Pair each of these delicious preserves with a nutty alpine cheese and crusty sourdough bread for the best grilled cheese EVER or baste on chicken halves for a lovely glaze. Or, try my favorite remedy for springtime sniffles – a spoonful in a piping cup of earl grey tea.

Now we’re excited about this radical way to connect folks to their food by functioning as a small scale retail outlet for urban agriculture—stay tuned for more like this in the future!


Carrotmob: Funding Scholarships to All Plant Parts Summer Camp


What’s a Carrotmob?

It’s a “buycott” in which people spend money at a business and in exchange, that business takes an action that the people care about.

This week, Carrotmob is helping us create a scholarship program for at-risk and low-income kids to attend our All Plant Parts camp. Here’s the deal: If people buy Carrotmob vouchers to become members of 18 Reasons, we’ll dedicate 100% of the proceeds to fund camp scholarships to help kids learn about nutrition and create healthy meals.

Our 18 Reasons team is partnering with Slow Food SF and the Sanchez School for the second year of All Plant Parts Cooking and Gardening Camp to teach kids about healthy eating. All Plant Parts is an interactive program focusing on the science and art of growing and cooking edible plants. At camp, the kids will get their hands dirty, learning how to harvest veggies from the garden and prepare healthy meals. We’re proud of this partnership with these two organizations and Carrotmob, and think they’re great examples of how many facets of the food system in San Francisco can come together to make a difference.

You can buy a Carrotmob voucher now to become a member of 18 Reasons and help empower young people, regardless of background or financial ability, to learn the importance of eating well.
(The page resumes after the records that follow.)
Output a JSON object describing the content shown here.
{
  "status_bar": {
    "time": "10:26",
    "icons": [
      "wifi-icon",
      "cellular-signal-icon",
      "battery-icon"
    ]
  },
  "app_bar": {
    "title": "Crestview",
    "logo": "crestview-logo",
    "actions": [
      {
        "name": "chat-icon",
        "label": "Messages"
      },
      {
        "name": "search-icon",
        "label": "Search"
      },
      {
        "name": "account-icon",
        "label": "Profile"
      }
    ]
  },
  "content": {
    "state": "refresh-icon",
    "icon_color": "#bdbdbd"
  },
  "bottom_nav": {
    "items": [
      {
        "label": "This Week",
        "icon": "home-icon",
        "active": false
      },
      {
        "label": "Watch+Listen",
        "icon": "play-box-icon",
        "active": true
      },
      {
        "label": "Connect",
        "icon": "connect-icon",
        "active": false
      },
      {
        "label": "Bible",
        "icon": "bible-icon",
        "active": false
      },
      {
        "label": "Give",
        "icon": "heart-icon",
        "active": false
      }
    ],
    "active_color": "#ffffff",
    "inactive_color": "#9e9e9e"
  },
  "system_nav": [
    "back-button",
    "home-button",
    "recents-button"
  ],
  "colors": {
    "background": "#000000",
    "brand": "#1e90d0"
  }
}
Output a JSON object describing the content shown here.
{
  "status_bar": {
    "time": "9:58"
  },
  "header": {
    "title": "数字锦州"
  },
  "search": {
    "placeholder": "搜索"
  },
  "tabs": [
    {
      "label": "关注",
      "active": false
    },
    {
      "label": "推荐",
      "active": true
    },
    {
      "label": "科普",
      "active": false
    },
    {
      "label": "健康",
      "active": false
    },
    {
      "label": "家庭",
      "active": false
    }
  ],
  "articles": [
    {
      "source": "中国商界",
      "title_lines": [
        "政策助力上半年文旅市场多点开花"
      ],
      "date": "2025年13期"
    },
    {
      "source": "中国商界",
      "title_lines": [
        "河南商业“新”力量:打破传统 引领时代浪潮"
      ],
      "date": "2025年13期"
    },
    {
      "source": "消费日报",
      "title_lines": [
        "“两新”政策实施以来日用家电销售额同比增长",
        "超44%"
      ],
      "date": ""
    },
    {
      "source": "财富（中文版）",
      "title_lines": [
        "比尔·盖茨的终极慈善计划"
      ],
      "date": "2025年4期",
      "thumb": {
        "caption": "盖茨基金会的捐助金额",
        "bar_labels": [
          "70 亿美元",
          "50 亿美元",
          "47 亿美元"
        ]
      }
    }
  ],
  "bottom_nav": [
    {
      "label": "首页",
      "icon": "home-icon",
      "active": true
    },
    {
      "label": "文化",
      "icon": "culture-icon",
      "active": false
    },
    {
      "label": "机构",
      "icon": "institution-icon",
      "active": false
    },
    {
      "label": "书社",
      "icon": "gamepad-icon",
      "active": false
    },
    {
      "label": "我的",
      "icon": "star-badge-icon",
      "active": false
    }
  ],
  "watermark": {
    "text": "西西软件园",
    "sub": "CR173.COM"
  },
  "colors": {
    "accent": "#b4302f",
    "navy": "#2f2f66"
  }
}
As a member of 18 Reasons, you get access to our community offerings such as tastings and exhibitions by local artists, discounts to classes like beer brewing and cheesemaking, and special perks like gift cards to Bi-Rite Market & Creamery, Tartine Bakery, Pizzeria Delfina, and discounts at Dolores Park Café and other local businesses.

Join us this Thursday, April 4th from 6pm-10pm to celebrate this campaign at 18th Hour, and enjoy an evening of music, art, bites and drinks!